One of the coolest things about the Imperial Palace auto collection is that it's always changing. Every time you visit you'll see a different display of vintage and collectible autos. Why's that? Because the Imperial Palace teams with www.autocollections.com to buy and sell vintage autos through the collection. That's right, any time you visit, quite a few of the cars you view are actually for sale! If you own a vintage auto, you can also list it with Auto Collections and have your cars displayed for sale on the collection floor. So, if you're in the market for a hot rod or two, you need to check out the Imperial Palace auto collection, you never know just what you'll find!
One central part of the Imperial Palace collection are the various cars that belonged to U.S. Presidents.
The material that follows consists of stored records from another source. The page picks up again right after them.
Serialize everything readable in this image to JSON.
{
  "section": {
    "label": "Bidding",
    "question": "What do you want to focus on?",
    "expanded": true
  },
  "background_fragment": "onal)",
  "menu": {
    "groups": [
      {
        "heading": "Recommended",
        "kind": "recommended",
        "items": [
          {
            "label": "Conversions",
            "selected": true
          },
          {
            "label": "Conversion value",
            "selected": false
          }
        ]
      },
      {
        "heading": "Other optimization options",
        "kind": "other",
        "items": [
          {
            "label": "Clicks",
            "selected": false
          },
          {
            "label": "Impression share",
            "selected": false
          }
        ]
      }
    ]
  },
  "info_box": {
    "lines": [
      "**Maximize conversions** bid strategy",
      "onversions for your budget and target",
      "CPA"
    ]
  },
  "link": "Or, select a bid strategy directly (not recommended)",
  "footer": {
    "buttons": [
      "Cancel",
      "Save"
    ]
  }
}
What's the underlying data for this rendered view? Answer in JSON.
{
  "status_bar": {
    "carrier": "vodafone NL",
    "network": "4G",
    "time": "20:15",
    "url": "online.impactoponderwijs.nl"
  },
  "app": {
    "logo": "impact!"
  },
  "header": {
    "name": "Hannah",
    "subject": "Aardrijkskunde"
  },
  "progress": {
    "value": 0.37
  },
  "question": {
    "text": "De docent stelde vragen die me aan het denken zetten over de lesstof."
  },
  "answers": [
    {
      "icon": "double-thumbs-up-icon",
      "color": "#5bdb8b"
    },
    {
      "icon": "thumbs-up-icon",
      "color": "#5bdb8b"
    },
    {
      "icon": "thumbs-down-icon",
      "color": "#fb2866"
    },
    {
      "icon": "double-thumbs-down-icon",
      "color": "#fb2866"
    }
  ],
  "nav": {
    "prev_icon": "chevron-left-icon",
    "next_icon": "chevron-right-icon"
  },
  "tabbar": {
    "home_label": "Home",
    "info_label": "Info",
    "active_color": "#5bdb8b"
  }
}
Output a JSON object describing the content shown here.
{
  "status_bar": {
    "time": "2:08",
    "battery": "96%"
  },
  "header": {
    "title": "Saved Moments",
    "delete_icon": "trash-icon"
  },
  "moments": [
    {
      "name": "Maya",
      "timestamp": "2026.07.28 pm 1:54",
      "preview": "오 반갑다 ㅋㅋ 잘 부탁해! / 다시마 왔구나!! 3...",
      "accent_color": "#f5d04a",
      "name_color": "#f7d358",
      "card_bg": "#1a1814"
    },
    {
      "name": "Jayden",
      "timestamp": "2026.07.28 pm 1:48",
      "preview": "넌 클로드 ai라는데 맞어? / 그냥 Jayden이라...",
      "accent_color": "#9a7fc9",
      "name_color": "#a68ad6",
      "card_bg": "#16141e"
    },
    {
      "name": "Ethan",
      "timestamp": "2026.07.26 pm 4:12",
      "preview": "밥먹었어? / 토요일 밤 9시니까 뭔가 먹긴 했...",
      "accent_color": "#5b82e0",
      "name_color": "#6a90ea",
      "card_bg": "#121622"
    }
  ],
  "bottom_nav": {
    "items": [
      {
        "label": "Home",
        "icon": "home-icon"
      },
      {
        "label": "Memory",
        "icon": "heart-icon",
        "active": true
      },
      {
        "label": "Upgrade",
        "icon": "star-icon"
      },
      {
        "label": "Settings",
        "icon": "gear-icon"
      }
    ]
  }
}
It's interesting to see how the presidential limos have morphed through the years. George W. Bush's Cadillac SUV looks like a futuristic ride next to these relics of the past. You can check out President Eisenhower's 20-foot long 1952 Chrysler Imperial or President Truman's 1950 Lincoln Cosmopolitan, complete with a gold-plated interior (certainly not politically correct today). Less flashy is President Roosevelt's 1936 V-16 Cadillac limo, and President Kennedy's 1962 Lincoln Continental (not the car he was riding in Dallas when he was assassinated, by the way). While some of the collection rotates, keeping it fresh and new, these cars stay put, so you can see them whenever you plan to visit the collection.
Car fanatics have known about the car collection at the Imperial Palace on the Strip for years (over 20), but even a lot of locals have never taken in the collection. The exhibit includes over 200 vintage cars that will conjure up nostalgic memories in just about every visitor. You can see cars of the stars, and a wide variety of classic autos from every era, chrome to Corvette. One of the best things about this collection is the lack of crowds. Unlike other Strip venues, the car collection just isn't as busy as many other locations, so if you don't enjoy big crowds, this is the entertainment for you. The kids will love it too! Best of all, admission is free, just stop at the Redemption Counter on the main floor of the Imperial Palace Casino and ask for free admission passes. The collection is open daily from 9:30am to 9:30pm, and it's located on the fifth floor of the self-parking garage at the Imperial Palace. By the way, you'd better make plans to see the collection soon, the Imperial Palace has been sold and may be demolished as early as 2006.
Did you know the slang expression "it's a doozy" originated with the name of this prestigious and classic auto? Well, it's true. The Duesenberg was one of the most opulent and classy cars of its' time when it was produced in the 1920s and 30s. It just so happens the Imperial Palace owns the world's largest collection of the Model J version of these cars, and you can visit anytime you visit Las Vegas. The Palace owns and exhibits 43 of the Deuseys, worth over $50 million dollars. The Duesenbergs are located in their own special exhibit room which includes a bar and lounge, so you can take your time looking over these vintage beauties. Deuseys sold for $20,000 in their prime, and in today's market that equates to about $1 million apiece, so now you know why wealthy stars and royalty simply loved these coveted cars!
|Sheri Ann Richerson|